WASHINGTON — U.S. officials sought Wednesday to underscore for lawmakers the threat Russia posed to the 2016 vote for the White House, outlining efforts to hack into election systems in 21 states and to fill the internet with misinformation during a divisive campaign season.

Officials also revealed what appeared to be a breakdown in communications about how severe the threat appeared, and they reported tensions the Obama administration faced in trying to publicly warn of meddling in the face of a skeptical then-candidate Donald Trump.

“One of the candidates, as you’ll recall, was predicting that the election was going to be rigged in some way. And so we were concerned that, by making the statement, we might in and of itself be challenging the integrity of the — of the election process itself,” Jeh Johnson, the former head of the Homeland Security Department, told members of the House intelligence committee.
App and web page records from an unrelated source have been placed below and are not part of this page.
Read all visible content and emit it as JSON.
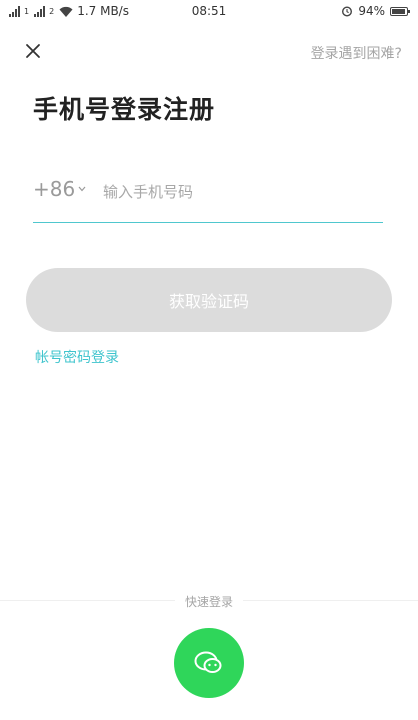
{
  "status_bar": {
    "sim1": "1",
    "sim2": "2",
    "network_speed": "1.7 MB/s",
    "time": "08:51",
    "battery_percent": "94%",
    "battery_level": 0.94
  },
  "header": {
    "close_icon": "close-icon",
    "trouble_link": "登录遇到困难?"
  },
  "title": "手机号登录注册",
  "phone": {
    "country_code": "+86",
    "placeholder": "输入手机号码",
    "value": ""
  },
  "get_code_button": "获取验证码",
  "account_login_link": "帐号密码登录",
  "quick_login": {
    "label": "快速登录",
    "icon": "wechat-icon"
  },
  "colors": {
    "accent": "#3ec4cd",
    "disabled_button": "#dcdcdc",
    "wechat_green": "#2fd65a"
  }
}
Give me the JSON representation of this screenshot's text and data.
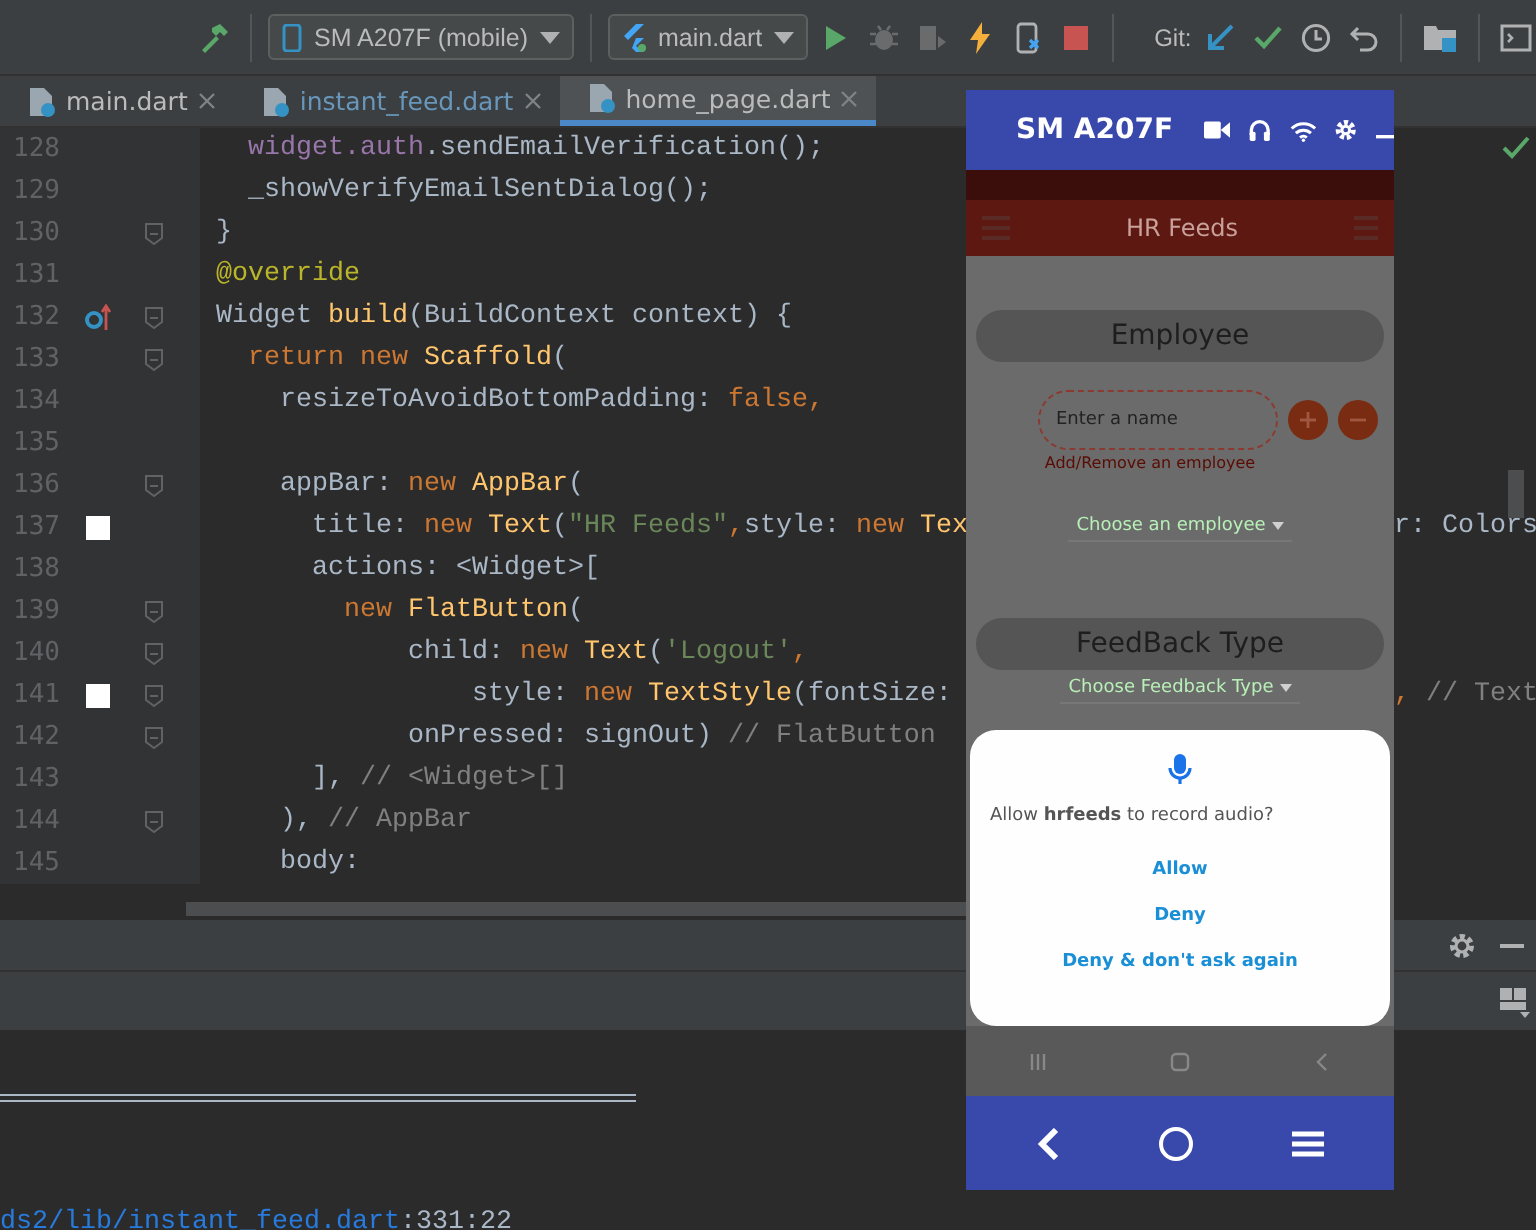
{
  "toolbar": {
    "device": "SM A207F (mobile)",
    "config": "main.dart",
    "git_label": "Git:",
    "actions": [
      {
        "kind": "run",
        "disabled": false
      },
      {
        "kind": "debug",
        "disabled": true
      },
      {
        "kind": "profile",
        "disabled": true
      },
      {
        "kind": "reload",
        "disabled": false
      },
      {
        "kind": "devtools",
        "disabled": false
      },
      {
        "kind": "stop",
        "disabled": false
      }
    ]
  },
  "tabs": [
    {
      "label": "main.dart",
      "selected": false,
      "modified": false
    },
    {
      "label": "instant_feed.dart",
      "selected": false,
      "modified": true
    },
    {
      "label": "home_page.dart",
      "selected": true,
      "modified": false
    }
  ],
  "editor": {
    "lines": [
      {
        "number": "128",
        "tokens": [
          {
            "t": "  widget.auth",
            "kind": "field"
          },
          {
            "t": ".sendEmailVerification();",
            "kind": "plain"
          }
        ]
      },
      {
        "number": "129",
        "tokens": [
          {
            "t": "  _showVerifyEmailSentDialog();",
            "kind": "plain"
          }
        ]
      },
      {
        "number": "130",
        "fold": true,
        "tokens": [
          {
            "t": "}",
            "kind": "plain"
          }
        ]
      },
      {
        "number": "131",
        "tokens": [
          {
            "t": "@override",
            "kind": "annotation"
          }
        ]
      },
      {
        "number": "132",
        "overridden": true,
        "fold": true,
        "tokens": [
          {
            "t": "Widget ",
            "kind": "plain"
          },
          {
            "t": "build",
            "kind": "class"
          },
          {
            "t": "(BuildContext context) {",
            "kind": "plain"
          }
        ]
      },
      {
        "number": "133",
        "fold": true,
        "tokens": [
          {
            "t": "  return new ",
            "kind": "keyword"
          },
          {
            "t": "Scaffold",
            "kind": "class"
          },
          {
            "t": "(",
            "kind": "plain"
          }
        ]
      },
      {
        "number": "134",
        "tokens": [
          {
            "t": "    resizeToAvoidBottomPadding: ",
            "kind": "plain"
          },
          {
            "t": "false,",
            "kind": "keyword"
          }
        ]
      },
      {
        "number": "135"
      },
      {
        "number": "136",
        "fold": true,
        "tokens": [
          {
            "t": "    appBar: ",
            "kind": "plain"
          },
          {
            "t": "new ",
            "kind": "keyword"
          },
          {
            "t": "AppBar",
            "kind": "class"
          },
          {
            "t": "(",
            "kind": "plain"
          }
        ]
      },
      {
        "number": "137",
        "swatch": true,
        "tokens": [
          {
            "t": "      title: ",
            "kind": "plain"
          },
          {
            "t": "new ",
            "kind": "keyword"
          },
          {
            "t": "Text",
            "kind": "class"
          },
          {
            "t": "(",
            "kind": "plain"
          },
          {
            "t": "\"HR Feeds\"",
            "kind": "string"
          },
          {
            "t": ",",
            "kind": "keyword"
          },
          {
            "t": "style: ",
            "kind": "plain"
          },
          {
            "t": "new ",
            "kind": "keyword"
          },
          {
            "t": "Tex",
            "kind": "class"
          }
        ],
        "tail": [
          {
            "t": "r: Colors",
            "kind": "plain"
          }
        ]
      },
      {
        "number": "138",
        "tokens": [
          {
            "t": "      actions: <Widget>[",
            "kind": "plain"
          }
        ]
      },
      {
        "number": "139",
        "fold": true,
        "tokens": [
          {
            "t": "        new ",
            "kind": "keyword"
          },
          {
            "t": "FlatButton",
            "kind": "class"
          },
          {
            "t": "(",
            "kind": "plain"
          }
        ]
      },
      {
        "number": "140",
        "fold": true,
        "tokens": [
          {
            "t": "            child: ",
            "kind": "plain"
          },
          {
            "t": "new ",
            "kind": "keyword"
          },
          {
            "t": "Text",
            "kind": "class"
          },
          {
            "t": "(",
            "kind": "plain"
          },
          {
            "t": "'Logout'",
            "kind": "string"
          },
          {
            "t": ",",
            "kind": "keyword"
          }
        ]
      },
      {
        "number": "141",
        "swatch": true,
        "fold": true,
        "tokens": [
          {
            "t": "                style: ",
            "kind": "plain"
          },
          {
            "t": "new ",
            "kind": "keyword"
          },
          {
            "t": "TextStyle",
            "kind": "class"
          },
          {
            "t": "(fontSize:",
            "kind": "plain"
          }
        ],
        "tail": [
          {
            "t": ",",
            "kind": "keyword"
          },
          {
            "t": " // Text",
            "kind": "comment"
          }
        ]
      },
      {
        "number": "142",
        "fold": true,
        "tokens": [
          {
            "t": "            onPressed: signOut) ",
            "kind": "plain"
          },
          {
            "t": "// FlatButton",
            "kind": "comment"
          }
        ]
      },
      {
        "number": "143",
        "tokens": [
          {
            "t": "      ], ",
            "kind": "plain"
          },
          {
            "t": "// <Widget>[]",
            "kind": "comment"
          }
        ]
      },
      {
        "number": "144",
        "fold": true,
        "tokens": [
          {
            "t": "    ), ",
            "kind": "plain"
          },
          {
            "t": "// AppBar",
            "kind": "comment"
          }
        ]
      },
      {
        "number": "145",
        "tokens": [
          {
            "t": "    body:",
            "kind": "plain"
          }
        ]
      }
    ]
  },
  "console": {
    "link": "ds2/lib/instant_feed.dart",
    "position": ":331:22"
  },
  "emulator": {
    "title": "SM A207F",
    "app": {
      "title": "HR Feeds",
      "employee_heading": "Employee",
      "name_placeholder": "Enter a name",
      "helper": "Add/Remove an employee",
      "employee_dropdown": "Choose an employee",
      "feedback_heading": "FeedBack Type",
      "feedback_dropdown": "Choose Feedback Type"
    },
    "dialog": {
      "message": "Allow **hrfeeds** to record audio?",
      "actions": [
        "Allow",
        "Deny",
        "Deny & don't ask again"
      ]
    }
  }
}
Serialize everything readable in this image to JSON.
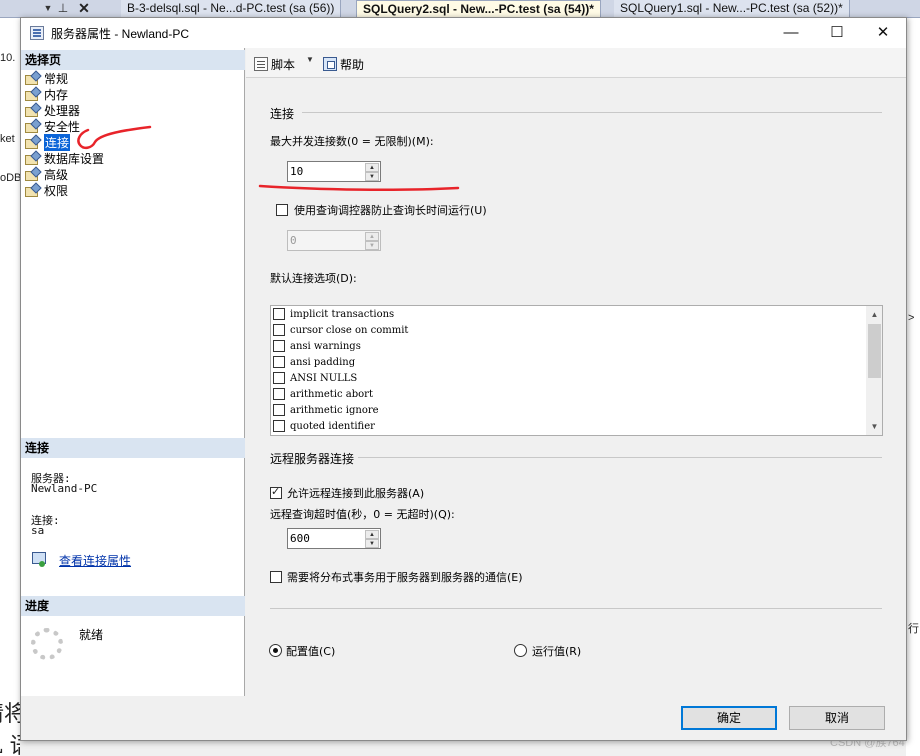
{
  "ide": {
    "tabs": [
      {
        "label": "B-3-delsql.sql - Ne...d-PC.test (sa (56))"
      },
      {
        "label": "SQLQuery2.sql - New...-PC.test (sa (54))*"
      },
      {
        "label": "SQLQuery1.sql - New...-PC.test (sa (52))*"
      }
    ],
    "left_fragments": [
      "10.",
      "ket",
      "oDB"
    ],
    "right_fragments": [
      ">",
      "行"
    ],
    "doc_fragments": [
      "请将",
      "L 语句和执行结果。↩"
    ],
    "watermark": "CSDN @族764"
  },
  "dialog": {
    "title": "服务器属性 - Newland-PC",
    "minimize": "—",
    "maximize": "☐",
    "close": "✕",
    "select_page": {
      "header": "选择页",
      "items": [
        {
          "label": "常规"
        },
        {
          "label": "内存"
        },
        {
          "label": "处理器"
        },
        {
          "label": "安全性"
        },
        {
          "label": "连接",
          "selected": true
        },
        {
          "label": "数据库设置"
        },
        {
          "label": "高级"
        },
        {
          "label": "权限"
        }
      ]
    },
    "connection": {
      "header": "连接",
      "server_label": "服务器:",
      "server_value": "Newland-PC",
      "connection_label": "连接:",
      "connection_value": "sa",
      "view_link": "查看连接属性"
    },
    "progress": {
      "header": "进度",
      "status": "就绪"
    },
    "toolbar": {
      "script_label": "脚本",
      "help_label": "帮助"
    },
    "content": {
      "connections_group": "连接",
      "max_connections_label": "最大并发连接数(0 = 无限制)(M):",
      "max_connections_value": "10",
      "query_governor_label": "使用查询调控器防止查询长时间运行(U)",
      "query_governor_checked": false,
      "query_governor_value": "0",
      "default_options_label": "默认连接选项(D):",
      "default_options": [
        {
          "label": "implicit transactions",
          "checked": false
        },
        {
          "label": "cursor close on commit",
          "checked": false
        },
        {
          "label": "ansi warnings",
          "checked": false
        },
        {
          "label": "ansi padding",
          "checked": false
        },
        {
          "label": "ANSI NULLS",
          "checked": false
        },
        {
          "label": "arithmetic abort",
          "checked": false
        },
        {
          "label": "arithmetic ignore",
          "checked": false
        },
        {
          "label": "quoted identifier",
          "checked": false
        }
      ],
      "remote_group": "远程服务器连接",
      "allow_remote_label": "允许远程连接到此服务器(A)",
      "allow_remote_checked": true,
      "remote_timeout_label": "远程查询超时值(秒，0 = 无超时)(Q):",
      "remote_timeout_value": "600",
      "distributed_tx_label": "需要将分布式事务用于服务器到服务器的通信(E)",
      "distributed_tx_checked": false,
      "config_value_label": "配置值(C)",
      "running_value_label": "运行值(R)",
      "selected_value_mode": "config"
    },
    "buttons": {
      "ok": "确定",
      "cancel": "取消"
    }
  },
  "colors": {
    "selection": "#0a64d8",
    "pane_header": "#d9e4f1",
    "annotation_red": "#e8242a",
    "link": "#0033aa"
  }
}
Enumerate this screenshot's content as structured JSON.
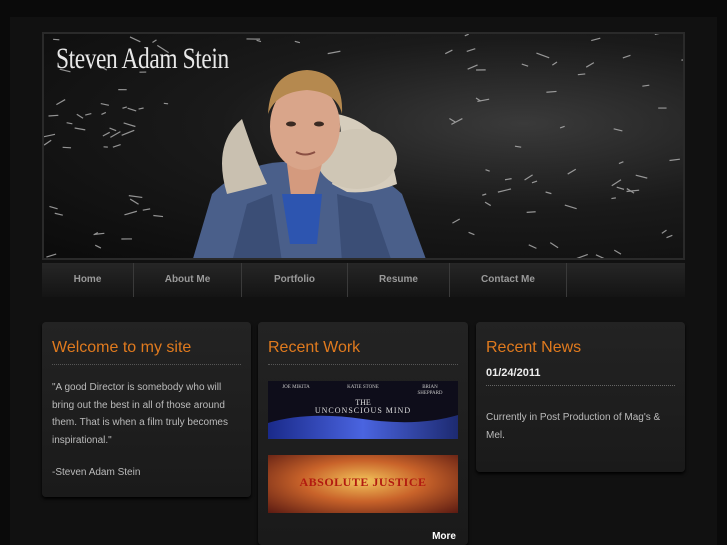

The testimony came during a morning of double-barreled intelligence committee hearings — one in the House and one in the Senate — that underscored the U.S. intelligence community’s months-old determination that Russia attempted to meddle in the election. The issue has become a flashpoint for the Trump administration as congressional committees and a special counsel investigate the interference and whether the Trump campaign may have become enmeshed in it.

A day earlier, Trump spokesman Sean Spicer said he still has yet to know the president’s thoughts on whether Russia interfered.

Johnson said Russian hacking didn’t change election totals, but he can’t be sure other meddling didn’t influence public opinion.

“It is not for me to know to what extent the Russian hacks influenced public opinion and thereby influence the outcome of the election,” he said.

Senators said the Homeland Security Department should reveal which state election systems were targeted by hackers as Jeanette Manfra, the department’s undersecretary for cybersecurity, demurred.

Sen. Mark Warner of Virginia, the committee’s ranking Democrat, noted that the FBI has confirmed intrusions into voter registration databases in Arizona and Illinois, and said Americans need to know the identities of the other 19 states where meddling was detected.

“I do not believe our country is made safer by holding this information back from the American public,” he said. “To have the number of states that were hacked into or attempted to be hacked into still kept secret is just crazy in my mind.”

Manfra said the department was still tracking the meddling in the 21 states and believes it’s important to protect the confidentiality of the states.

State elections officials, who testified before the Senate committee, complained that DHS could have offered more information about the hacking.

Michael Hass, the Wisconsin elections commissioner, said DHS could have been more timely — and provided more detail — on election security and threats to elections systems at the local level.